What the task requires:
In the material below, how many lines contain the word "source"? The reply must be that number alone.

Data for this exercise:
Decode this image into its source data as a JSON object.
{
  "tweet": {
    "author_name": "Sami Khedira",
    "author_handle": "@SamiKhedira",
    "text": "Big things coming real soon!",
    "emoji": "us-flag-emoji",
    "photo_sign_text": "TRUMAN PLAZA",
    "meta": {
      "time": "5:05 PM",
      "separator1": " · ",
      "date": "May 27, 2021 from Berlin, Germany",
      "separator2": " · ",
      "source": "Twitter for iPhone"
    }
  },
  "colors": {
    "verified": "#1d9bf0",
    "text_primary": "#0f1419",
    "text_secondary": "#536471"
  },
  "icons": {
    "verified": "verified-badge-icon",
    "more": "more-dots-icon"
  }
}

Answer to the problem:
2